Items from an interface collection:
-- Opening Marker --

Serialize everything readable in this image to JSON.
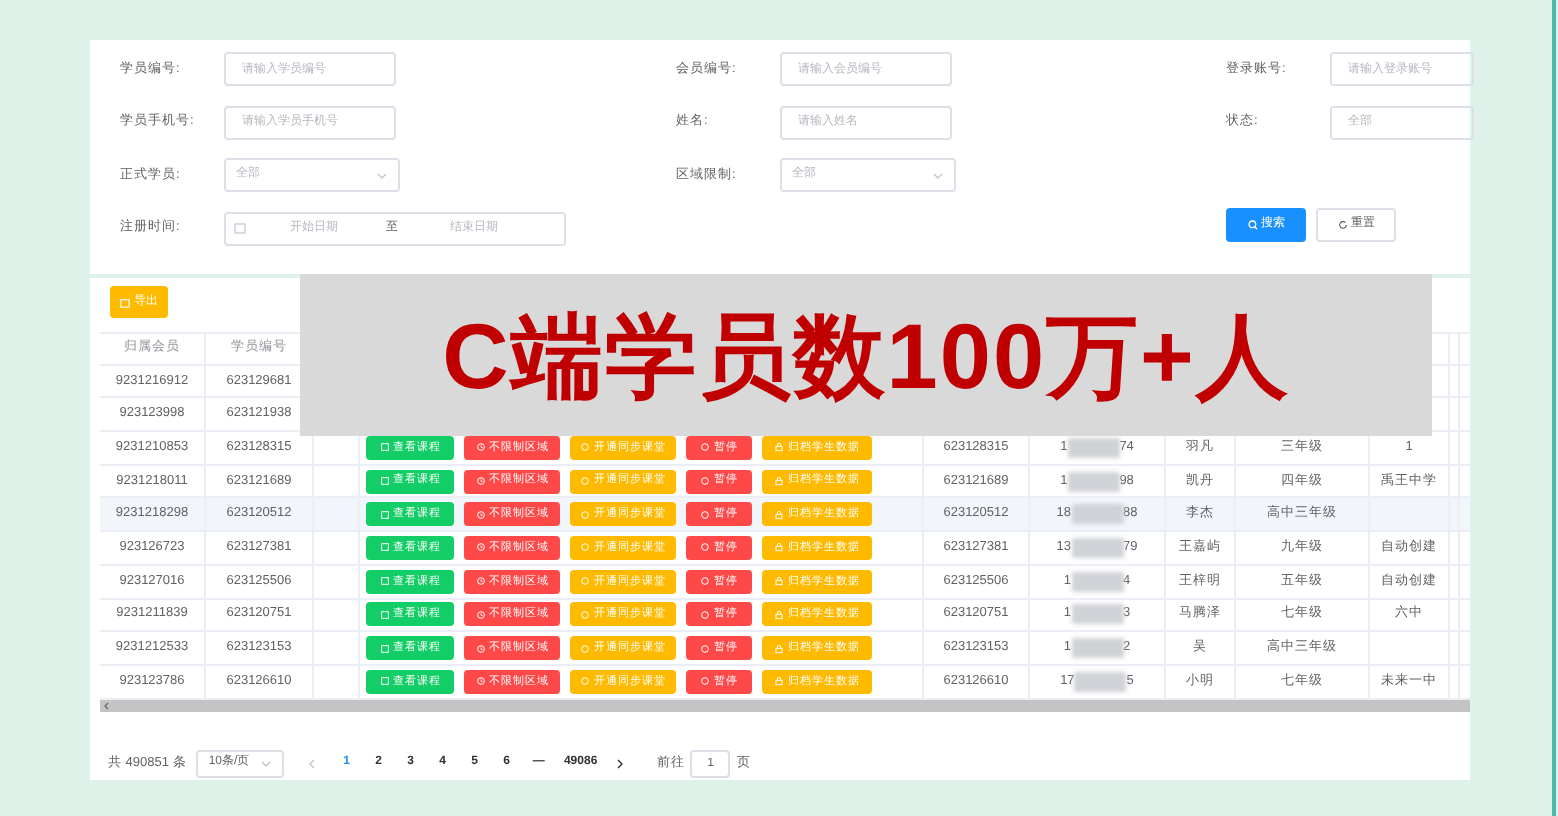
{
  "filters": {
    "rows": [
      [
        {
          "label": "学员编号:",
          "kind": "input",
          "placeholder": "请输入学员编号"
        },
        {
          "label": "会员编号:",
          "kind": "input",
          "placeholder": "请输入会员编号"
        },
        {
          "label": "登录账号:",
          "kind": "input",
          "placeholder": "请输入登录账号"
        }
      ],
      [
        {
          "label": "学员手机号:",
          "kind": "input",
          "placeholder": "请输入学员手机号"
        },
        {
          "label": "姓名:",
          "kind": "input",
          "placeholder": "请输入姓名"
        },
        {
          "label": "状态:",
          "kind": "plain",
          "placeholder": "全部"
        }
      ],
      [
        {
          "label": "正式学员:",
          "kind": "select",
          "placeholder": "全部"
        },
        {
          "label": "区域限制:",
          "kind": "select",
          "placeholder": "全部"
        }
      ],
      [
        {
          "label": "注册时间:",
          "kind": "daterange",
          "start": "开始日期",
          "separator": "至",
          "end": "结束日期"
        }
      ]
    ]
  },
  "search_button": "搜索",
  "reset_button": "重置",
  "export_button": "导出",
  "banner": {
    "text": "C端学员数100万+人"
  },
  "table": {
    "columns": [
      "归属会员",
      "学员编号"
    ],
    "rows": [
      {
        "member": "9231216912",
        "student_id": "623129681"
      },
      {
        "member": "923123998",
        "student_id": "623121938"
      },
      {
        "member": "9231210853",
        "student_id": "623128315",
        "actions": [
          "查看课程",
          "不限制区域",
          "开通同步课堂",
          "暂停",
          "归档学生数据"
        ],
        "student_id_2": "623128315",
        "phone_prefix": "1",
        "phone_suffix": "74",
        "name": "羽凡",
        "grade": "三年级",
        "school": "1",
        "selected": false
      },
      {
        "member": "9231218011",
        "student_id": "623121689",
        "actions": [
          "查看课程",
          "不限制区域",
          "开通同步课堂",
          "暂停",
          "归档学生数据"
        ],
        "student_id_2": "623121689",
        "phone_prefix": "1",
        "phone_suffix": "98",
        "name": "凯丹",
        "grade": "四年级",
        "school": "禹王中学",
        "selected": false
      },
      {
        "member": "9231218298",
        "student_id": "623120512",
        "actions": [
          "查看课程",
          "不限制区域",
          "开通同步课堂",
          "暂停",
          "归档学生数据"
        ],
        "student_id_2": "623120512",
        "phone_prefix": "18",
        "phone_suffix": "88",
        "name": "李杰",
        "grade": "高中三年级",
        "selected": true
      },
      {
        "member": "923126723",
        "student_id": "623127381",
        "actions": [
          "查看课程",
          "不限制区域",
          "开通同步课堂",
          "暂停",
          "归档学生数据"
        ],
        "student_id_2": "623127381",
        "phone_prefix": "13",
        "phone_suffix": "79",
        "name": "王嘉屿",
        "grade": "九年级",
        "school": "自动创建",
        "selected": false
      },
      {
        "member": "923127016",
        "student_id": "623125506",
        "actions": [
          "查看课程",
          "不限制区域",
          "开通同步课堂",
          "暂停",
          "归档学生数据"
        ],
        "student_id_2": "623125506",
        "phone_prefix": "1",
        "phone_suffix": "4",
        "name": "王梓明",
        "grade": "五年级",
        "school": "自动创建",
        "selected": false
      },
      {
        "member": "9231211839",
        "student_id": "623120751",
        "actions": [
          "查看课程",
          "不限制区域",
          "开通同步课堂",
          "暂停",
          "归档学生数据"
        ],
        "student_id_2": "623120751",
        "phone_prefix": "1",
        "phone_suffix": "3",
        "name": "马腾泽",
        "grade": "七年级",
        "school": "六中",
        "selected": false
      },
      {
        "member": "9231212533",
        "student_id": "623123153",
        "actions": [
          "查看课程",
          "不限制区域",
          "开通同步课堂",
          "暂停",
          "归档学生数据"
        ],
        "student_id_2": "623123153",
        "phone_prefix": "1",
        "phone_suffix": "2",
        "name": "吴",
        "grade": "高中三年级",
        "selected": false
      },
      {
        "member": "923123786",
        "student_id": "623126610",
        "actions": [
          "查看课程",
          "不限制区域",
          "开通同步课堂",
          "暂停",
          "归档学生数据"
        ],
        "student_id_2": "623126610",
        "phone_prefix": "17",
        "phone_suffix": "5",
        "name": "小明",
        "grade": "七年级",
        "school": "未来一中",
        "selected": false
      }
    ]
  },
  "pagination": {
    "total": "共 490851 条",
    "page_size": "10条/页",
    "pages": [
      {
        "label": "1",
        "selected": true
      },
      {
        "label": "2",
        "selected": false
      },
      {
        "label": "3",
        "selected": false
      },
      {
        "label": "4",
        "selected": false
      },
      {
        "label": "5",
        "selected": false
      },
      {
        "label": "6",
        "selected": false
      },
      {
        "label": "—",
        "selected": false
      },
      {
        "label": "49086",
        "selected": false
      }
    ],
    "goto_label": "前往",
    "goto_value": "1",
    "page_unit": "页"
  }
}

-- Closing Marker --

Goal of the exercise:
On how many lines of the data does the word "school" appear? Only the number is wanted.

Response area:
6